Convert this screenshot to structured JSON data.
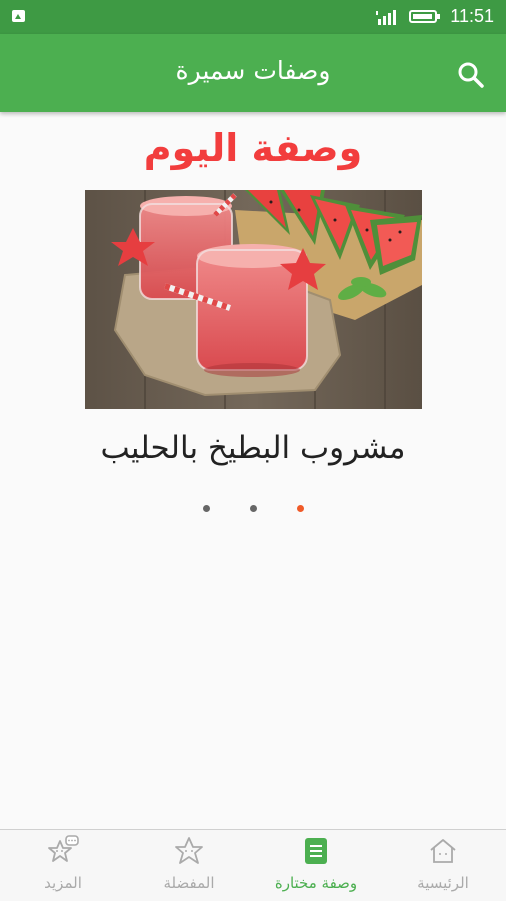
{
  "status_bar": {
    "time": "11:51",
    "icons": [
      "image-notification-icon",
      "signal-icon",
      "battery-icon"
    ]
  },
  "app_bar": {
    "title": "وصفات سميرة",
    "search_icon": "search-icon"
  },
  "featured": {
    "heading": "وصفة اليوم",
    "recipe_name": "مشروب البطيخ بالحليب",
    "image": "watermelon-drink-photo",
    "pager": {
      "count": 3,
      "active_index": 2
    }
  },
  "bottom_nav": {
    "items": [
      {
        "label": "المزيد",
        "icon": "more-chat-icon",
        "active": false
      },
      {
        "label": "المفضلة",
        "icon": "star-icon",
        "active": false
      },
      {
        "label": "وصفة مختارة",
        "icon": "list-icon",
        "active": true
      },
      {
        "label": "الرئيسية",
        "icon": "home-icon",
        "active": false
      }
    ]
  },
  "colors": {
    "status_bar": "#3e9a44",
    "app_bar": "#4caf50",
    "heading": "#f23d3d",
    "pager_active": "#f05a28",
    "pager_inactive": "#666666",
    "nav_active": "#4caf50",
    "nav_inactive": "#aaaaaa"
  }
}
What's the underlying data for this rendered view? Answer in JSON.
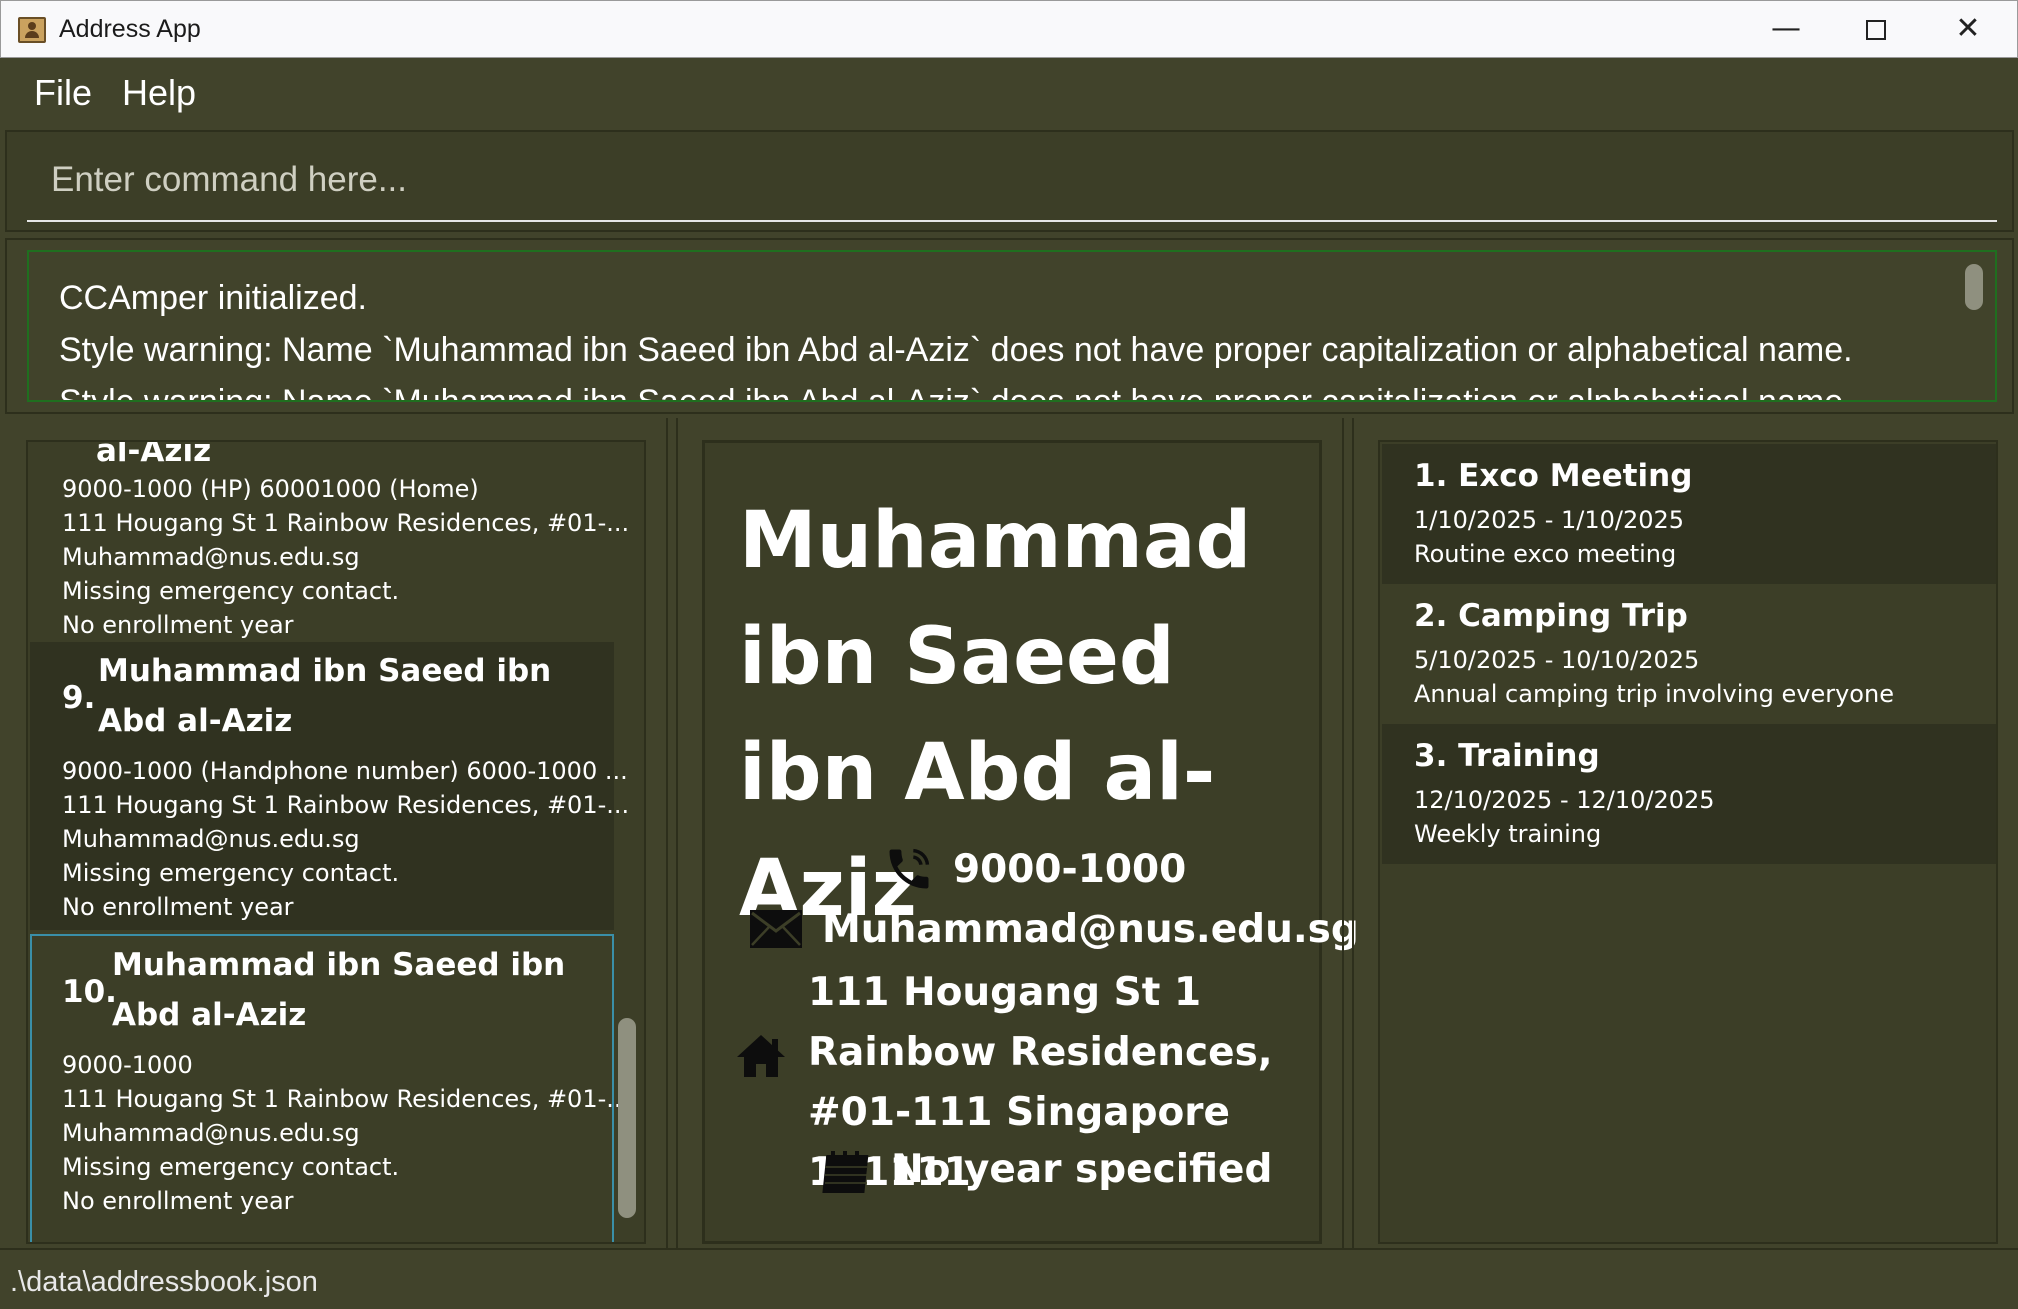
{
  "window": {
    "title": "Address App",
    "minimize": "—",
    "close": "✕"
  },
  "menu": {
    "file": "File",
    "help": "Help"
  },
  "command": {
    "placeholder": "Enter command here..."
  },
  "result": {
    "lines": [
      "CCAmper initialized.",
      "Style warning: Name `Muhammad ibn Saeed ibn Abd al-Aziz` does not have proper capitalization or alphabetical name.",
      "Style warning: Name `Muhammad ibn Saeed ibn Abd al-Aziz` does not have proper capitalization or alphabetical name."
    ]
  },
  "person_list": {
    "cards": [
      {
        "name_tail": "al-Aziz",
        "phone": "9000-1000 (HP) 60001000 (Home)",
        "address": "111 Hougang St 1 Rainbow Residences, #01-...",
        "email": "Muhammad@nus.edu.sg",
        "emergency": "Missing emergency contact.",
        "year": "No enrollment year"
      },
      {
        "index": "9.",
        "name": "Muhammad ibn Saeed ibn Abd al-Aziz",
        "phone": "9000-1000 (Handphone number) 6000-1000 ...",
        "address": "111 Hougang St 1 Rainbow Residences, #01-...",
        "email": "Muhammad@nus.edu.sg",
        "emergency": "Missing emergency contact.",
        "year": "No enrollment year"
      },
      {
        "index": "10.",
        "name": "Muhammad ibn Saeed ibn Abd al-Aziz",
        "phone": "9000-1000",
        "address": "111 Hougang St 1 Rainbow Residences, #01-...",
        "email": "Muhammad@nus.edu.sg",
        "emergency": "Missing emergency contact.",
        "year": "No enrollment year"
      }
    ]
  },
  "detail": {
    "name": "Muhammad ibn Saeed ibn Abd al-Aziz",
    "phone": "9000-1000",
    "email": "Muhammad@nus.edu.sg",
    "address": "111 Hougang St 1 Rainbow Residences, #01-111 Singapore 111111",
    "year": "No year specified"
  },
  "events": [
    {
      "title": "1. Exco Meeting",
      "date": "1/10/2025 - 1/10/2025",
      "desc": "Routine exco meeting"
    },
    {
      "title": "2. Camping Trip",
      "date": "5/10/2025 - 10/10/2025",
      "desc": "Annual camping trip involving everyone"
    },
    {
      "title": "3. Training",
      "date": "12/10/2025 - 12/10/2025",
      "desc": "Weekly training"
    }
  ],
  "status": {
    "path": ".\\data\\addressbook.json"
  },
  "colors": {
    "background": "#41432b",
    "panel": "#3c3e27",
    "card_dark": "#303220",
    "selected_border": "#3a8fa8",
    "result_border": "#1f6f1f"
  },
  "icons": {
    "phone": "phone-icon",
    "email": "envelope-icon",
    "address": "home-icon",
    "year": "calendar-icon"
  }
}
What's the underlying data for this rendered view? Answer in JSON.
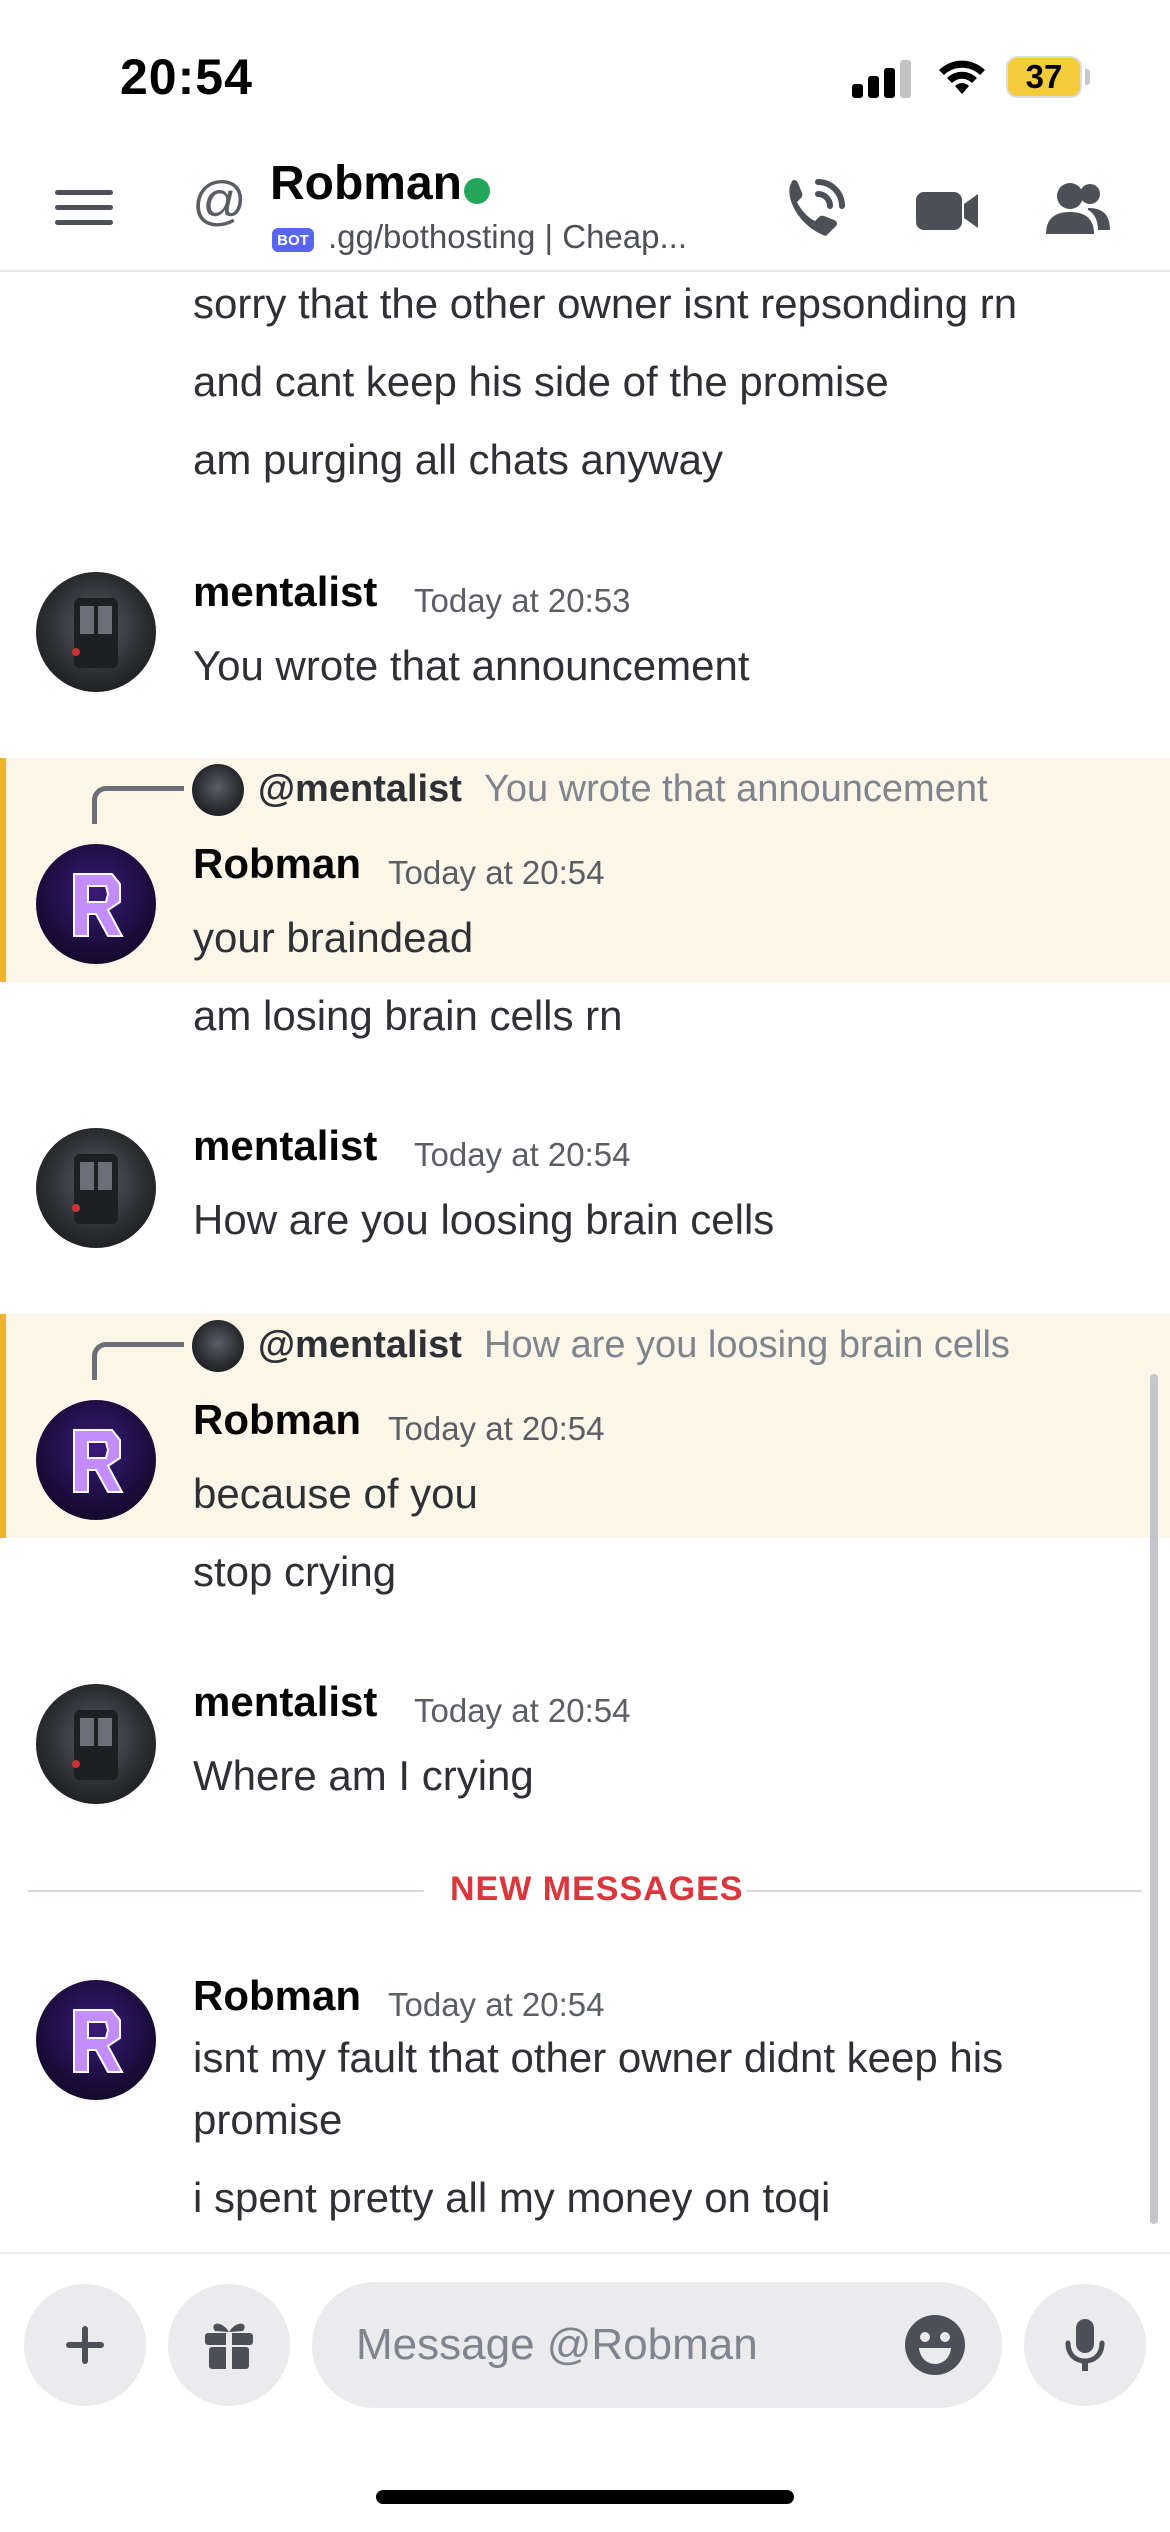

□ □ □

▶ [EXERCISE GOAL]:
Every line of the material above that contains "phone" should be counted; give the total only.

▶ [COMPLETED TASK]:
5